Reporters Who Broke Harvey Weinstein Story Say Gwyneth Paltrow Was One of the First to Speak
Megan Twohey and Jodi Kantor, the reporters who first broke the story, appeared on the Today show to talk about their new book, She Said, recounting their investigation that played a role in his downfall and ushered in the rise of the #MeToo and Time’s Up movements. The women helped publish the accusations of assault, with Paltrow, Ashley Judd and Angelina Jolie among the first actresses to publicly come forward with varying allegations.
“I think that many people will be surprised to discover that when so many other actresses were reluctant to get on the phone and scared to tell the truth about what they had experienced at his hands, that Gwyneth was actually one of the first people to get on the phone and that she was determined to help this investigation, even when Harvey Weinstein showed up to a party at her house early and she was sort of forced to hide in the bathroom,” Twohey said on the Today show.
“I think Harvey Weinstein was extremely aware and extremely scared of what the implications would be if his biggest star actually ended up going on the record,” she added.
In the original New York Times report from October 2017, Paltrow said Weinstein sexually harassed her in a hotel room after the movie mogul hired her for the lead role in Emma when she was 22. The encounter allegedly ended with Weinstein placing his hands on her and suggesting a massage.
“I was a kid, I was signed up, I was petrified,” she told the NYT.
The Oscar winner said she told her then-boyfriend Brad Pitt about the incident and the actor reportedly confronted Weinstein at a film premiere, telling him to never touch Paltrow again. The producer then called her and threatened her not to speak to anyone else about it, Paltrow told the NYT.
“I thought he was going to fire me,” she said. “He screamed at me for a long time. It was brutal.”
After 1996’s Emma, the actress worked with Weinstein again for 1998’s Shakespeare in Love for which she won the Oscar for Best Actress the following year.
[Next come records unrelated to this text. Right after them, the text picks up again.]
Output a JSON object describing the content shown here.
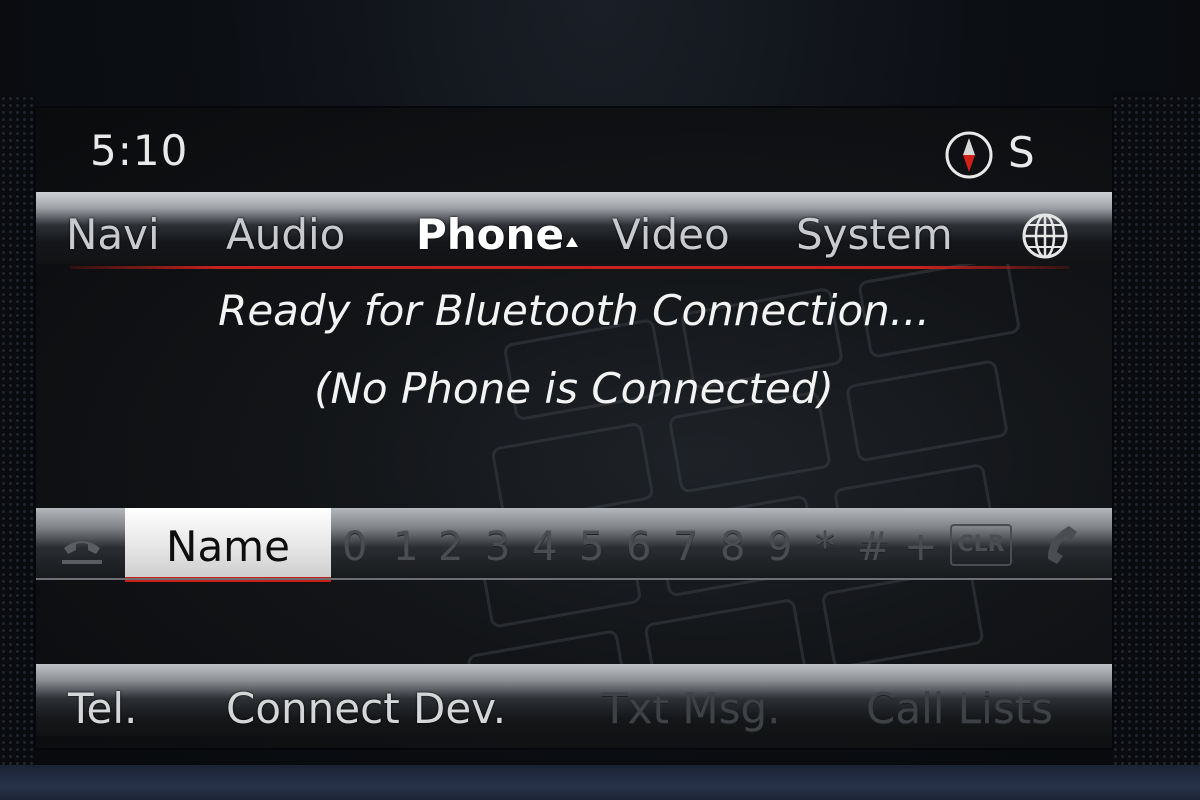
{
  "status": {
    "time": "5:10",
    "heading": "S",
    "compass_icon": "compass-icon"
  },
  "top_menu": {
    "items": [
      {
        "label": "Navi",
        "active": false
      },
      {
        "label": "Audio",
        "active": false
      },
      {
        "label": "Phone",
        "active": true
      },
      {
        "label": "Video",
        "active": false
      },
      {
        "label": "System",
        "active": false
      }
    ],
    "globe_icon": "globe-icon"
  },
  "message": {
    "line1": "Ready for Bluetooth Connection...",
    "line2": "(No Phone is Connected)"
  },
  "dial_bar": {
    "phonebook_icon": "phonebook-icon",
    "selected": "Name",
    "characters": [
      "0",
      "1",
      "2",
      "3",
      "4",
      "5",
      "6",
      "7",
      "8",
      "9",
      "*",
      "#",
      "+"
    ],
    "clear_label": "CLR",
    "call_icon": "handset-icon"
  },
  "bottom_menu": {
    "items": [
      {
        "label": "Tel.",
        "enabled": true
      },
      {
        "label": "Connect Dev.",
        "enabled": true
      },
      {
        "label": "Txt Msg.",
        "enabled": false
      },
      {
        "label": "Call Lists",
        "enabled": false
      }
    ]
  },
  "colors": {
    "accent_red": "#c8221c",
    "text_white": "#f3f3f3",
    "disabled_text": "#3e4145"
  }
}
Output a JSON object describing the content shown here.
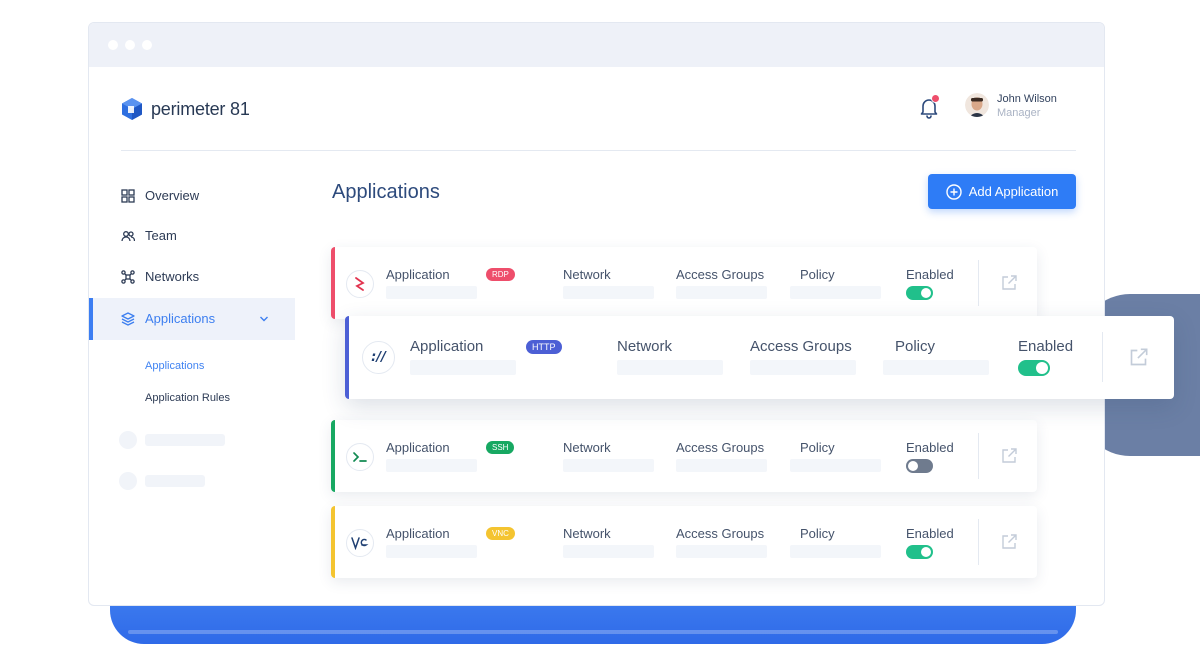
{
  "brand": {
    "name": "perimeter 81"
  },
  "header": {
    "user_name": "John Wilson",
    "user_role": "Manager",
    "notification_color": "#ee4e6b"
  },
  "sidebar": {
    "items": [
      {
        "label": "Overview",
        "icon": "grid-icon"
      },
      {
        "label": "Team",
        "icon": "users-icon"
      },
      {
        "label": "Networks",
        "icon": "network-icon"
      },
      {
        "label": "Applications",
        "icon": "layers-icon",
        "active": true,
        "expanded": true
      }
    ],
    "sub_items": [
      {
        "label": "Applications",
        "active": true
      },
      {
        "label": "Application Rules"
      }
    ]
  },
  "main": {
    "title": "Applications",
    "add_button_label": "Add Application",
    "columns": {
      "application": "Application",
      "network": "Network",
      "access_groups": "Access Groups",
      "policy": "Policy",
      "enabled": "Enabled"
    },
    "apps": [
      {
        "protocol": "RDP",
        "color": "#ee4e6b",
        "icon": "rdp-icon",
        "enabled": true
      },
      {
        "protocol": "HTTP",
        "color": "#4c5fd5",
        "icon": "http-icon",
        "enabled": true
      },
      {
        "protocol": "SSH",
        "color": "#17a862",
        "icon": "terminal-icon",
        "enabled": false
      },
      {
        "protocol": "VNC",
        "color": "#f4c430",
        "icon": "vnc-icon",
        "enabled": true
      }
    ]
  }
}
In March, multiple reports revealed that Weinstein had reached a tentative $44 million agreement that would see him compensate women who have sued him for alleged sexual misconduct and board members of his former movie company, while settling a pending civil-rights lawsuit by the New York State Attorney General’s Office. Weinstein has plead not guilty to all charges.